Wadi, the German organization working in Kurdistan and Iraq, announced that Female Gentile Mutilation (FGM) is not receiving required attention, and more efforts are needed to reach a society free of FGM, adding that FGM is “facing a decreased interested and support.”
Wadi published a statement on Tuesday celebrating the international day of combating FGM emphasizing the necessity of combating this practice in Iraq and Kurdistan region.
The statement said: “campaign against FGM in Kurdistan was considered a huge success internationally and paved the way for the recognition that FGM is not only an African problem but widespread in the Middle East and South East Asia. Today we are facing a decreased interested and support. The problem in Iraqi-Kurdistan and Iraq is far from over needs continuous efforts to reach the goal of having a free FGM society.”
For the past fourteen years “Wadi has been working non-stop on its ‘STOP FGM’ campaign in Kurdistan.
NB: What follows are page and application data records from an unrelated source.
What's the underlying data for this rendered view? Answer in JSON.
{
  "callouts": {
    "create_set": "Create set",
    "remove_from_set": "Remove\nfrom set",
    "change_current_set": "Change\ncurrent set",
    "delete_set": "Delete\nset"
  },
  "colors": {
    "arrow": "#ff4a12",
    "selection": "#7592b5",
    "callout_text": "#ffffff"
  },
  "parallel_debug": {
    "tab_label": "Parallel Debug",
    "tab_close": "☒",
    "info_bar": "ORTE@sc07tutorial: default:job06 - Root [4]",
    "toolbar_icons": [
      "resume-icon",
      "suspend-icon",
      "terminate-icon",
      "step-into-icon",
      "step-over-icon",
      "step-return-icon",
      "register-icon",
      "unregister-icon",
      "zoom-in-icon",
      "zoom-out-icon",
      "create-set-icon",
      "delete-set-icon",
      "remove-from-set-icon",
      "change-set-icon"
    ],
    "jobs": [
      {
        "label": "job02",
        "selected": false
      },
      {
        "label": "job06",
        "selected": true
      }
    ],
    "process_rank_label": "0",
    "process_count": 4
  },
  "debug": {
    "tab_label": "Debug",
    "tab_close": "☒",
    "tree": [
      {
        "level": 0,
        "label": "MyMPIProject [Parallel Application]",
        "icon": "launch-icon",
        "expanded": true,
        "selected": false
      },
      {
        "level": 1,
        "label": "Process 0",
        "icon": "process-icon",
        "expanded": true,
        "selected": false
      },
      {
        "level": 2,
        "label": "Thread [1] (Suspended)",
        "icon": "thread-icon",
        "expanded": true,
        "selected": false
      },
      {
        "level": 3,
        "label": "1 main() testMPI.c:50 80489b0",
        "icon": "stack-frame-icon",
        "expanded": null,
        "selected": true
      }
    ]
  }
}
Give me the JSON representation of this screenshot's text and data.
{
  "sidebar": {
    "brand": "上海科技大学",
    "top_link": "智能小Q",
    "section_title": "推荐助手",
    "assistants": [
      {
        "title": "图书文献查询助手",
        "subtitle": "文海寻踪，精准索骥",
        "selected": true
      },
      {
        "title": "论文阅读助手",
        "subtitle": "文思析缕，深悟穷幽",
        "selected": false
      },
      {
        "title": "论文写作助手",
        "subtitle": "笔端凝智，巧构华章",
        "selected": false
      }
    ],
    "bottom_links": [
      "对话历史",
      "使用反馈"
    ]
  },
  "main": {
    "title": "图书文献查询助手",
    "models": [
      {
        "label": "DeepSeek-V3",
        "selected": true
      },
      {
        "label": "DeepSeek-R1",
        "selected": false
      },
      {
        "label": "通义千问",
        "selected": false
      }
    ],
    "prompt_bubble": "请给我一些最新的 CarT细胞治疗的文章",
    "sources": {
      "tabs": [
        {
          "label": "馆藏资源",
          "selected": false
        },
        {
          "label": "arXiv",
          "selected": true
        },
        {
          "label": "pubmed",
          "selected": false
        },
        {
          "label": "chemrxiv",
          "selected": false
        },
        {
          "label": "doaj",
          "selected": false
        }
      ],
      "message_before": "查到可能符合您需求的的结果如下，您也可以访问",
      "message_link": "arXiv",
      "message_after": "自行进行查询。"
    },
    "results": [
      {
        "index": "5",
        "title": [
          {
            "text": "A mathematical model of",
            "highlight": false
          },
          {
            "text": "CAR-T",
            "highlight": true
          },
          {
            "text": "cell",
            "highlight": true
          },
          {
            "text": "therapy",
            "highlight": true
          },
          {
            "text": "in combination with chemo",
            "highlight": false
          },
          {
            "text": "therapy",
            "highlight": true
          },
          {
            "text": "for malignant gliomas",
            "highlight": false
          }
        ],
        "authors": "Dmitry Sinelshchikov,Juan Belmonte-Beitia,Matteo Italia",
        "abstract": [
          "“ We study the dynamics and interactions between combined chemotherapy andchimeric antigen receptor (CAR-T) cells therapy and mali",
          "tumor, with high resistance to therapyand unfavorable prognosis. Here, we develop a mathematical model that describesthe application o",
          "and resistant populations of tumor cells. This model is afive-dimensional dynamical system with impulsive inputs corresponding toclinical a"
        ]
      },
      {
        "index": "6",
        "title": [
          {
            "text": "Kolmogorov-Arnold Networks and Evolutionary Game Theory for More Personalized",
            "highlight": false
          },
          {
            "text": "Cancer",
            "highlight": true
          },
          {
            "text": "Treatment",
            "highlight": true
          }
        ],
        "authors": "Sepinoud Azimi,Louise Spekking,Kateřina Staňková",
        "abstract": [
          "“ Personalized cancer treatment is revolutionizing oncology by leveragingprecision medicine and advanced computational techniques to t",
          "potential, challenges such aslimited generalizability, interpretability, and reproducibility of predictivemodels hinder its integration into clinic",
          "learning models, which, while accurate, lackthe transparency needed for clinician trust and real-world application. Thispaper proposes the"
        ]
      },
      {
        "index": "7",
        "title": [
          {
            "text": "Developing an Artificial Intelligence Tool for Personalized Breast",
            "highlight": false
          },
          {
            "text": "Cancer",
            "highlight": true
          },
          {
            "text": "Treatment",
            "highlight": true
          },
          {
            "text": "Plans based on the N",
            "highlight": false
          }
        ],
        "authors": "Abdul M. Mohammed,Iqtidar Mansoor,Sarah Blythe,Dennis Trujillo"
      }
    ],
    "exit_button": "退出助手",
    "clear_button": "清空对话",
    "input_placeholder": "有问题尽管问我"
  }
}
Six teams actively tackled FGM on all its aspects in Erbil, Sulaymaniyah, Halabja, Garmyan, Ranya and Kirkuk.”
“After years of work, and campaigning, and with the support of many partners and civil society organizations, FGM was legally banned by Law no.8 of Combating Domestic Violence in 2011” according to Wadi statement.
The statement “in 2017 Wadi team in Erbil met a total of 2689 women of which 2241 were mutilated, in Garmayn our team met a total of 1002 women of which 360 had been mutilated. “
Wadi is determined to carry on its work “through its ‘No to Violence’ campaign…. to combat FGM and all forms of violence against women and children, we [Wadi] believe in citizenship, self-ownership and non-violent conflict resolutions.”